The International Air Transport Association (IATA) is the trade association for the world’s airlines, representing some 265 airlines or 83% of total air traffic. We support many areas of aviation activity and help formulate industry policy on critical aviation issues.
In February 2013, Transport for London commissioned Oxford Economics and York Aviation to prepare a technical note on the economic value of connectivity by air as part of the Mayor’s Aviation Work Programme during 2012-13.
We are connected to the global economy in numerous ways – through the trade in goods and services, through crossborder investment, and through the movement of people and ideas.
To achieve more efficient outcomes and address the high cost of delivering infrastructure in the UK it is necessary for both public and private sector clients to ensure their capability aligns with the challenges they face and to optimise their approach to engaging their supply chains.
This is a self-learning tool for city transport leaders and their advisers, but also a public resource that provides guidance in the planning, design, implementation, and evaluation of an ITS program.
The International Transport Forum carries out a quarterly exercise collecting data on the short term evolution of the transport sector amongst our 57 member countries to foresee trends in the sector as a result of economic down or upturn.
This report sets out several recent advances and describes efforts to improve the quality of Transport Cost-benefit analysis (CBA) and its applicability to decision-making.
The International Transport Forum at the OECD is an intergovernmental organisation with 57 member countries. It acts as a think tank for transport policy and organises the Annual Summit of transport ministers. ITF is the only global body that covers all transport modes.
This report from PwC, with research by Oxford Economics, analyses and projects capital project and infrastructure spending across the globe.
It addresses the growing worldwide interest in the use of light rail metro transit (LRMT) schemes to provide urban transport solutions and reviews the potential use of public-private partnership (PPP).
The core principle behind the PPP is the creation of a contractual bubble – a framework of contracts.
Most infrastructure investment plans and government policies rely on the delivery of projects and programs. To achieve these and unlock the real benefits of infrastructure, it is vital that projects and programs are delivered well.
The IRF World Road Statistics (WRS) continue to be the only comprehensive, universal source of statistical data on road networks, traffic and inland transport.
Large-scale port projects have big impacts on the local economy and affect the way that the regional and national economy operates, with major implications for investment in regional transport systems.
The data presented in this report show that progress has been achieved in important areas such as legislation, vehicle standards and improving access to post-crash care.
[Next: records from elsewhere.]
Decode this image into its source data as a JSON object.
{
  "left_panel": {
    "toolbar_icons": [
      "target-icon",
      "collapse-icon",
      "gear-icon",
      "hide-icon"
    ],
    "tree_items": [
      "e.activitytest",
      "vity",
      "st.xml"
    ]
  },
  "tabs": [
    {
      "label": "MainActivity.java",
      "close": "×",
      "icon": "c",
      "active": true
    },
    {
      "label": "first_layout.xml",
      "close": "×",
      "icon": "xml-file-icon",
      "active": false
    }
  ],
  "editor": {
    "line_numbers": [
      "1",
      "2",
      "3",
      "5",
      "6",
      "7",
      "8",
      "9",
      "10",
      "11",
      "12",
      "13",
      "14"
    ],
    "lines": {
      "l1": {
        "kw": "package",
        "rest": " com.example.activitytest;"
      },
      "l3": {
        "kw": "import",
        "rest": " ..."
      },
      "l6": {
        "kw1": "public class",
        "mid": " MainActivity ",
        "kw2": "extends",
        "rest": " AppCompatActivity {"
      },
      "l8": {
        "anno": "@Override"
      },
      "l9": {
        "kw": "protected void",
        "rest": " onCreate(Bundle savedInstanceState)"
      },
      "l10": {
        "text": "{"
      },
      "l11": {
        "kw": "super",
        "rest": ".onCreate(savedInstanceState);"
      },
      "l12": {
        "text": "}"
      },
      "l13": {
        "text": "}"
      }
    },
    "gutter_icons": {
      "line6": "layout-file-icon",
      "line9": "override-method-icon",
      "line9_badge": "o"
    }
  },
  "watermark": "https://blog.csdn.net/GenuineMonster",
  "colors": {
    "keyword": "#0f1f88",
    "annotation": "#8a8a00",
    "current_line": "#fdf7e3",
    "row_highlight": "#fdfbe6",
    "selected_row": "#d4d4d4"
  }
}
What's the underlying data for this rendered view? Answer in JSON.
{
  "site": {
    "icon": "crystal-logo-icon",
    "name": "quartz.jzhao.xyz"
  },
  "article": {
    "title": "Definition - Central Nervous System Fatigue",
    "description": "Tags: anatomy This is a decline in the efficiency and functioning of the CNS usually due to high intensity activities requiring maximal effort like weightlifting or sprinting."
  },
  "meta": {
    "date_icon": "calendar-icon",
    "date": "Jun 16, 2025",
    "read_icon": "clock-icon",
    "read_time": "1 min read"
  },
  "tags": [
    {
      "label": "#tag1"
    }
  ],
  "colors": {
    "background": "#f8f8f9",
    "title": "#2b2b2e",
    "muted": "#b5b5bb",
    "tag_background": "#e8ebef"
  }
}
This progress has not, however, occurred at a pace fast enough to compensate for the rising population and rapid motorization of transport taking place in many parts of the world.
The purpose of these principles is to help government work with private sector partners to finance and bring to fruition projects in areas of vital economic importance, such as transport, water and power supply and telecommunications.
Over the last decade, much has been written about globalisation and how we’re more connected than ever before. In the infrastructure world, we think of connectivity as the “linkages of communities, economies and nations through transport, communications, energy, and water networks across a number of countries” .
This report provides details about all the infrastructure deals that has happened across the globe in 2015 including project finance and advisory league tables.
The Port Reform Toolkit is aimed to provide policymakers and practitioners with effective decision support in undertaking sustainable and well-considered reforms of public institutions that provide, direct, and regulate port services in developing countries.